Activity | Extract the complete listing and repeat it word for word.

Supplied data |
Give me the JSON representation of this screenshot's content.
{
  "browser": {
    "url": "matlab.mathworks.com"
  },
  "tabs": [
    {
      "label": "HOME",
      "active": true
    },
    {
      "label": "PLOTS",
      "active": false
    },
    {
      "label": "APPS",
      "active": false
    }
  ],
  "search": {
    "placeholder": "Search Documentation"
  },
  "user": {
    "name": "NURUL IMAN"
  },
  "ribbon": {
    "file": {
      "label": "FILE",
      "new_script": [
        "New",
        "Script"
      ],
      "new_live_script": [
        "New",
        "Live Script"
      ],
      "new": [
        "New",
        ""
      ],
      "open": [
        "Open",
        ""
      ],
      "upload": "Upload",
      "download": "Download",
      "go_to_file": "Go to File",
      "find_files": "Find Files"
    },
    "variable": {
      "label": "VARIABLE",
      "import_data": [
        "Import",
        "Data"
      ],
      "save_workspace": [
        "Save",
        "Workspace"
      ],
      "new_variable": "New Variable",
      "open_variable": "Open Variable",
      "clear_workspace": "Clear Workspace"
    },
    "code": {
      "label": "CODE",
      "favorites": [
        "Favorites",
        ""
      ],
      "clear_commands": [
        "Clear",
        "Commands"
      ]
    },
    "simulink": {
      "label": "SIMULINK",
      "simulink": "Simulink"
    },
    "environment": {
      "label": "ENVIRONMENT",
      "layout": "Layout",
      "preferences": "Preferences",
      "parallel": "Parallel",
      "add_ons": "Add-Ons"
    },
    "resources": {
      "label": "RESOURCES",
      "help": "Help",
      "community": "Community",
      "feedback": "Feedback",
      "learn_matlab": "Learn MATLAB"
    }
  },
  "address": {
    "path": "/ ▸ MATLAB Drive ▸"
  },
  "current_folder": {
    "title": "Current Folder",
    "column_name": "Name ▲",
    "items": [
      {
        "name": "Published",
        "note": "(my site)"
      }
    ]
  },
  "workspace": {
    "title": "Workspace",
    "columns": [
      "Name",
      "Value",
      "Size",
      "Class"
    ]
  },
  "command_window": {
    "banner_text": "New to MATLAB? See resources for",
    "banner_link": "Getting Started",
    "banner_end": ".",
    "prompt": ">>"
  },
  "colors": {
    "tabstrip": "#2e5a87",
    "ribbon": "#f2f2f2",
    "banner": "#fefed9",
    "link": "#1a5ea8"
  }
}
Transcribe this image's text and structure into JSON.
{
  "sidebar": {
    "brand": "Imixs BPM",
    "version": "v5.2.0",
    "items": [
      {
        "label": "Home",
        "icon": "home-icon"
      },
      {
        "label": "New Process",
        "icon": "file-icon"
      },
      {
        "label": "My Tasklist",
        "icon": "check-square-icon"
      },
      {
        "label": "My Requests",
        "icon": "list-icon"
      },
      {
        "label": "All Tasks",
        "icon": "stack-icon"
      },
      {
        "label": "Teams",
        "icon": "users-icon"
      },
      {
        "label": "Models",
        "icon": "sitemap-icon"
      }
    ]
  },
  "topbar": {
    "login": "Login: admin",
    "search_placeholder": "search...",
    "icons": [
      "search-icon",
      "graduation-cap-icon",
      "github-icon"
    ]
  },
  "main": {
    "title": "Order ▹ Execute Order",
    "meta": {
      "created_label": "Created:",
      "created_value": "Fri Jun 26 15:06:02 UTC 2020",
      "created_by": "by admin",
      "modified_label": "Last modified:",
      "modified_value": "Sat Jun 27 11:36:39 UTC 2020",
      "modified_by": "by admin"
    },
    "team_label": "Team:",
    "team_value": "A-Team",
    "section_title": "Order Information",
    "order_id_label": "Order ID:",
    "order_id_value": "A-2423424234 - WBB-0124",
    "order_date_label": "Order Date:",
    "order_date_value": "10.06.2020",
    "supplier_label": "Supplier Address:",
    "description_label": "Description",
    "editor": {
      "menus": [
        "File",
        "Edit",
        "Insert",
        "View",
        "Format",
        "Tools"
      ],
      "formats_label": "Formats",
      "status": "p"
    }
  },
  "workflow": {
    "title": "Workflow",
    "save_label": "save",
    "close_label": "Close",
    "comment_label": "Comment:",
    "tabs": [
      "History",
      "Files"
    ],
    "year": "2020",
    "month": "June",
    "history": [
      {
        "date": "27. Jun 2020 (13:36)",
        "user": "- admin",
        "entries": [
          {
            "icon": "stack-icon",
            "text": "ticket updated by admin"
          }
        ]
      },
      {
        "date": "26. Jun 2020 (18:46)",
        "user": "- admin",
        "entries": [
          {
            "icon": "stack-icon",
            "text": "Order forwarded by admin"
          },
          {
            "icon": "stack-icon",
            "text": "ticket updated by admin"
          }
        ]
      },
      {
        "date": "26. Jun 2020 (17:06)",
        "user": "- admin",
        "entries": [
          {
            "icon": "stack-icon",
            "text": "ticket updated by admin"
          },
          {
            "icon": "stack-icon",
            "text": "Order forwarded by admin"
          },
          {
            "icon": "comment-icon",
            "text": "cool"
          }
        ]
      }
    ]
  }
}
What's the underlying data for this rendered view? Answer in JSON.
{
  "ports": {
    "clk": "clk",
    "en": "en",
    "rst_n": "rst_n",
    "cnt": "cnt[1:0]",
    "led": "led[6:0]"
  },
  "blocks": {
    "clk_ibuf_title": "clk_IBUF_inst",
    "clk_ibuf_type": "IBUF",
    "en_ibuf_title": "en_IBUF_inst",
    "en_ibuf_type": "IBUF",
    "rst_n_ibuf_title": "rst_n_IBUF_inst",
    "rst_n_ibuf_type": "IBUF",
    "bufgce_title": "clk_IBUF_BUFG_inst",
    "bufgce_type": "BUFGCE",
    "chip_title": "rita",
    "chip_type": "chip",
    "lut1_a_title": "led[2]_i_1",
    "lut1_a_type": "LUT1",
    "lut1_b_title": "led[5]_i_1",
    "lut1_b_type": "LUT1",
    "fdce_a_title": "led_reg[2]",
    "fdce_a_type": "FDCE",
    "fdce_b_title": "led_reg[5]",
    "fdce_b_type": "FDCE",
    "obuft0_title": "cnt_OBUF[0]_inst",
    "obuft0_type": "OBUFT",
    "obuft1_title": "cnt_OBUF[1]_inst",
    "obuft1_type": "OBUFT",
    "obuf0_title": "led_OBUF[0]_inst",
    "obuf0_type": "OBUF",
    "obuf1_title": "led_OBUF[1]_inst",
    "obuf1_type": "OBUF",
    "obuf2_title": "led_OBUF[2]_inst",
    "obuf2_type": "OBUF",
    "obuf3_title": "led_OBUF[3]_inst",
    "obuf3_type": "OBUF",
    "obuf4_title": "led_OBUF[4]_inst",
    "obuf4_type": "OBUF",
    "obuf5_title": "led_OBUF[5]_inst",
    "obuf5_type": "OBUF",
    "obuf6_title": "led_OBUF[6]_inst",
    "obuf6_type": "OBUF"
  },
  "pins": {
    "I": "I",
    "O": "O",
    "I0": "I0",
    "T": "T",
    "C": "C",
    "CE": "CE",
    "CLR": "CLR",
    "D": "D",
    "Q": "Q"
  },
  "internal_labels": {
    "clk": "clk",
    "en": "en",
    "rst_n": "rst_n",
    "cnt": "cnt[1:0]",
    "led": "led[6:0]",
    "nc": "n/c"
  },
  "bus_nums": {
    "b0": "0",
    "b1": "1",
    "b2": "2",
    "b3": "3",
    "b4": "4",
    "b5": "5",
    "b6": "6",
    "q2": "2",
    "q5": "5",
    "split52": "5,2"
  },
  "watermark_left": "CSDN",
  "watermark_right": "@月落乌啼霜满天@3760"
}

Answer section |
Give me the JSON representation of this screenshot's content.
{
  "browser": {
    "url": "matlab.mathworks.com"
  },
  "tabs": [
    {
      "label": "HOME",
      "active": true
    },
    {
      "label": "PLOTS",
      "active": false
    },
    {
      "label": "APPS",
      "active": false
    }
  ],
  "search": {
    "placeholder": "Search Documentation"
  },
  "user": {
    "name": "NURUL IMAN"
  },
  "ribbon": {
    "file": {
      "label": "FILE",
      "new_script": [
        "New",
        "Script"
      ],
      "new_live_script": [
        "New",
        "Live Script"
      ],
      "new": [
        "New",
        ""
      ],
      "open": [
        "Open",
        ""
      ],
      "upload": "Upload",
      "download": "Download",
      "go_to_file": "Go to File",
      "find_files": "Find Files"
    },
    "variable": {
      "label": "VARIABLE",
      "import_data": [
        "Import",
        "Data"
      ],
      "save_workspace": [
        "Save",
        "Workspace"
      ],
      "new_variable": "New Variable",
      "open_variable": "Open Variable",
      "clear_workspace": "Clear Workspace"
    },
    "code": {
      "label": "CODE",
      "favorites": [
        "Favorites",
        ""
      ],
      "clear_commands": [
        "Clear",
        "Commands"
      ]
    },
    "simulink": {
      "label": "SIMULINK",
      "simulink": "Simulink"
    },
    "environment": {
      "label": "ENVIRONMENT",
      "layout": "Layout",
      "preferences": "Preferences",
      "parallel": "Parallel",
      "add_ons": "Add-Ons"
    },
    "resources": {
      "label": "RESOURCES",
      "help": "Help",
      "community": "Community",
      "feedback": "Feedback",
      "learn_matlab": "Learn MATLAB"
    }
  },
  "address": {
    "path": "/ ▸ MATLAB Drive ▸"
  },
  "current_folder": {
    "title": "Current Folder",
    "column_name": "Name ▲",
    "items": [
      {
        "name": "Published",
        "note": "(my site)"
      }
    ]
  },
  "workspace": {
    "title": "Workspace",
    "columns": [
      "Name",
      "Value",
      "Size",
      "Class"
    ]
  },
  "command_window": {
    "banner_text": "New to MATLAB? See resources for",
    "banner_link": "Getting Started",
    "banner_end": ".",
    "prompt": ">>"
  },
  "colors": {
    "tabstrip": "#2e5a87",
    "ribbon": "#f2f2f2",
    "banner": "#fefed9",
    "link": "#1a5ea8"
  }
}
Transcribe this image's text and structure into JSON.
{
  "sidebar": {
    "brand": "Imixs BPM",
    "version": "v5.2.0",
    "items": [
      {
        "label": "Home",
        "icon": "home-icon"
      },
      {
        "label": "New Process",
        "icon": "file-icon"
      },
      {
        "label": "My Tasklist",
        "icon": "check-square-icon"
      },
      {
        "label": "My Requests",
        "icon": "list-icon"
      },
      {
        "label": "All Tasks",
        "icon": "stack-icon"
      },
      {
        "label": "Teams",
        "icon": "users-icon"
      },
      {
        "label": "Models",
        "icon": "sitemap-icon"
      }
    ]
  },
  "topbar": {
    "login": "Login: admin",
    "search_placeholder": "search...",
    "icons": [
      "search-icon",
      "graduation-cap-icon",
      "github-icon"
    ]
  },
  "main": {
    "title": "Order ▹ Execute Order",
    "meta": {
      "created_label": "Created:",
      "created_value": "Fri Jun 26 15:06:02 UTC 2020",
      "created_by": "by admin",
      "modified_label": "Last modified:",
      "modified_value": "Sat Jun 27 11:36:39 UTC 2020",
      "modified_by": "by admin"
    },
    "team_label": "Team:",
    "team_value": "A-Team",
    "section_title": "Order Information",
    "order_id_label": "Order ID:",
    "order_id_value": "A-2423424234 - WBB-0124",
    "order_date_label": "Order Date:",
    "order_date_value": "10.06.2020",
    "supplier_label": "Supplier Address:",
    "description_label": "Description",
    "editor": {
      "menus": [
        "File",
        "Edit",
        "Insert",
        "View",
        "Format",
        "Tools"
      ],
      "formats_label": "Formats",
      "status": "p"
    }
  },
  "workflow": {
    "title": "Workflow",
    "save_label": "save",
    "close_label": "Close",
    "comment_label": "Comment:",
    "tabs": [
      "History",
      "Files"
    ],
    "year": "2020",
    "month": "June",
    "history": [
      {
        "date": "27. Jun 2020 (13:36)",
        "user": "- admin",
        "entries": [
          {
            "icon": "stack-icon",
            "text": "ticket updated by admin"
          }
        ]
      },
      {
        "date": "26. Jun 2020 (18:46)",
        "user": "- admin",
        "entries": [
          {
            "icon": "stack-icon",
            "text": "Order forwarded by admin"
          },
          {
            "icon": "stack-icon",
            "text": "ticket updated by admin"
          }
        ]
      },
      {
        "date": "26. Jun 2020 (17:06)",
        "user": "- admin",
        "entries": [
          {
            "icon": "stack-icon",
            "text": "ticket updated by admin"
          },
          {
            "icon": "stack-icon",
            "text": "Order forwarded by admin"
          },
          {
            "icon": "comment-icon",
            "text": "cool"
          }
        ]
      }
    ]
  }
}
What's the underlying data for this rendered view? Answer in JSON.
{
  "ports": {
    "clk": "clk",
    "en": "en",
    "rst_n": "rst_n",
    "cnt": "cnt[1:0]",
    "led": "led[6:0]"
  },
  "blocks": {
    "clk_ibuf_title": "clk_IBUF_inst",
    "clk_ibuf_type": "IBUF",
    "en_ibuf_title": "en_IBUF_inst",
    "en_ibuf_type": "IBUF",
    "rst_n_ibuf_title": "rst_n_IBUF_inst",
    "rst_n_ibuf_type": "IBUF",
    "bufgce_title": "clk_IBUF_BUFG_inst",
    "bufgce_type": "BUFGCE",
    "chip_title": "rita",
    "chip_type": "chip",
    "lut1_a_title": "led[2]_i_1",
    "lut1_a_type": "LUT1",
    "lut1_b_title": "led[5]_i_1",
    "lut1_b_type": "LUT1",
    "fdce_a_title": "led_reg[2]",
    "fdce_a_type": "FDCE",
    "fdce_b_title": "led_reg[5]",
    "fdce_b_type": "FDCE",
    "obuft0_title": "cnt_OBUF[0]_inst",
    "obuft0_type": "OBUFT",
    "obuft1_title": "cnt_OBUF[1]_inst",
    "obuft1_type": "OBUFT",
    "obuf0_title": "led_OBUF[0]_inst",
    "obuf0_type": "OBUF",
    "obuf1_title": "led_OBUF[1]_inst",
    "obuf1_type": "OBUF",
    "obuf2_title": "led_OBUF[2]_inst",
    "obuf2_type": "OBUF",
    "obuf3_title": "led_OBUF[3]_inst",
    "obuf3_type": "OBUF",
    "obuf4_title": "led_OBUF[4]_inst",
    "obuf4_type": "OBUF",
    "obuf5_title": "led_OBUF[5]_inst",
    "obuf5_type": "OBUF",
    "obuf6_title": "led_OBUF[6]_inst",
    "obuf6_type": "OBUF"
  },
  "pins": {
    "I": "I",
    "O": "O",
    "I0": "I0",
    "T": "T",
    "C": "C",
    "CE": "CE",
    "CLR": "CLR",
    "D": "D",
    "Q": "Q"
  },
  "internal_labels": {
    "clk": "clk",
    "en": "en",
    "rst_n": "rst_n",
    "cnt": "cnt[1:0]",
    "led": "led[6:0]",
    "nc": "n/c"
  },
  "bus_nums": {
    "b0": "0",
    "b1": "1",
    "b2": "2",
    "b3": "3",
    "b4": "4",
    "b5": "5",
    "b6": "6",
    "q2": "2",
    "q5": "5",
    "split52": "5,2"
  },
  "watermark_left": "CSDN",
  "watermark_right": "@月落乌啼霜满天@3760"
}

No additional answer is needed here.